1. ISP customer setup automation sometimes creates issues. Email from domain A to domain B works, but from domain B to domain A doesn't. Be careful if both are customers of the same ISP. Sometimes automated processes create mail domains, DNS zones, and web space for all customers. Customers that use the same ISP can experience issues (depending on mail server software used) if one customer uses ISP mail (POP/IMAP & SMTP) and the other hosts their own mail server. If ISP mail servers have mail domains set up for customers who do not use the ISP provided mail (have their own mail server), when another ISP customer who does use the ISP provided mail service attempts to relay mail through the ISP's mail servers, delivery ends up being server local instead of the server looking up the correct MX record. This usually ends up being an SMTP 550 error (user not found) rejection sent to the sender.

2. Can't send mail to AOL, join the club! If a mail domain can not send mail to AOL, it could be a number of things. The first thing to do is start a telnet SMTP session like the following: [more]

telnet mailin-01.mx.aol.com 25

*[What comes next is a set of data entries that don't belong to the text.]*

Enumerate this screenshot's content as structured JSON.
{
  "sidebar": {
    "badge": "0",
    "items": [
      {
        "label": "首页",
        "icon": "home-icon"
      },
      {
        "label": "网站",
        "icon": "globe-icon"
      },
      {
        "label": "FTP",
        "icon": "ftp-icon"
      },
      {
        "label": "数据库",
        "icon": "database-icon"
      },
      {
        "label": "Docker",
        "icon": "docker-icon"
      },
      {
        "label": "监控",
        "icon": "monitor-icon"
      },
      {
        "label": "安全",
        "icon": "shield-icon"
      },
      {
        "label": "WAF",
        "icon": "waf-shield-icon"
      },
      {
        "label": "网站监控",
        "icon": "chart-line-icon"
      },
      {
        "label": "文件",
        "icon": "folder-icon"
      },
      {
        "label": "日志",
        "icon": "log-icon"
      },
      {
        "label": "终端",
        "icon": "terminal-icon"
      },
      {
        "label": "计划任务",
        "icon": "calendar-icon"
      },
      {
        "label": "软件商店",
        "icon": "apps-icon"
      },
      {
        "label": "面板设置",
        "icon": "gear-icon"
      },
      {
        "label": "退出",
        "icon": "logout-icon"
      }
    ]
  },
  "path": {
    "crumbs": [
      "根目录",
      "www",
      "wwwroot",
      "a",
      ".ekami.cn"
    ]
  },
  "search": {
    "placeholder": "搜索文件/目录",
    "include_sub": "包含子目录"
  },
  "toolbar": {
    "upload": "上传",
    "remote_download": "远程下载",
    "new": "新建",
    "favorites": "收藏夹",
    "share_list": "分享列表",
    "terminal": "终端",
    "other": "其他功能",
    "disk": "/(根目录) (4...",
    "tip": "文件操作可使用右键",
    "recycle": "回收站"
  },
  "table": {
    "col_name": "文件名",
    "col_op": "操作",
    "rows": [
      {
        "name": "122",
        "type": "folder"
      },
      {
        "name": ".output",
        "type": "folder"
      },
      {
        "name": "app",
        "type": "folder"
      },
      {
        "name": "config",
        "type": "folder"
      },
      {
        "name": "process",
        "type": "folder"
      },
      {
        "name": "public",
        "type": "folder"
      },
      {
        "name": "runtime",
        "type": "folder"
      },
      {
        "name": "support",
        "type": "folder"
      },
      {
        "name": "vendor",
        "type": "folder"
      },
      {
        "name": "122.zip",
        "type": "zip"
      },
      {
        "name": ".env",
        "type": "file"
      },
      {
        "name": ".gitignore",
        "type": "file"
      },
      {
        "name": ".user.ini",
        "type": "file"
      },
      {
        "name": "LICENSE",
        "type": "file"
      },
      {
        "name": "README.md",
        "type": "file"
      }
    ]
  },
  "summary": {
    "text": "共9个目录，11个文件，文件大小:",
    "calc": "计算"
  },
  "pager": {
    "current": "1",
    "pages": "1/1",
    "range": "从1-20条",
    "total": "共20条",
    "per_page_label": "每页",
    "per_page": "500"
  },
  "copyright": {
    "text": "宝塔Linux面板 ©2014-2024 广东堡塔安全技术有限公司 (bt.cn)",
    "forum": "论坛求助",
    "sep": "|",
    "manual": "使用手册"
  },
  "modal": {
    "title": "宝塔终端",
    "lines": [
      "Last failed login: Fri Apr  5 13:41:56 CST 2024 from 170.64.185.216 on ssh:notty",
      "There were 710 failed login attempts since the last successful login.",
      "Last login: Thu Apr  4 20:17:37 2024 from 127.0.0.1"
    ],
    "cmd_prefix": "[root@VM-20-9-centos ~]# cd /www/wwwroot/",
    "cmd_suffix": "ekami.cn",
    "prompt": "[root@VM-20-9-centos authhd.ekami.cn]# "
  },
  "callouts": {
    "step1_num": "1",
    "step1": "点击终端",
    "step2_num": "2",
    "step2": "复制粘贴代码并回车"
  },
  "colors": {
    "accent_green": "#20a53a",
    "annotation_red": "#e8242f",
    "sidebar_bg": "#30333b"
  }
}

The AOL server will return an error code and a web link to an article explaining why the mail was blocked. A very common error is 554 (RTR:sc) which means that your sending IP has been blocked due to too many AOL members clicking the "this is spam" link for emails that trace back to you mail server IP or domain. If you are curious about what mail is getting sent on your behalf that is being specified as spam by AOL users, you can create a feedback loop (see http://postmaster.info.aol.com/fbl/). Once you have requested a feedback loop you will be notified when a member clicks "this is spam". The email sent to you from SCOMP@aol.net will contain the complete email and header information. To be removed from an AOL block list, you must call 703-265-4670 and jump through some hoops to be removed. It takes 24-hrs for the removal to take affect.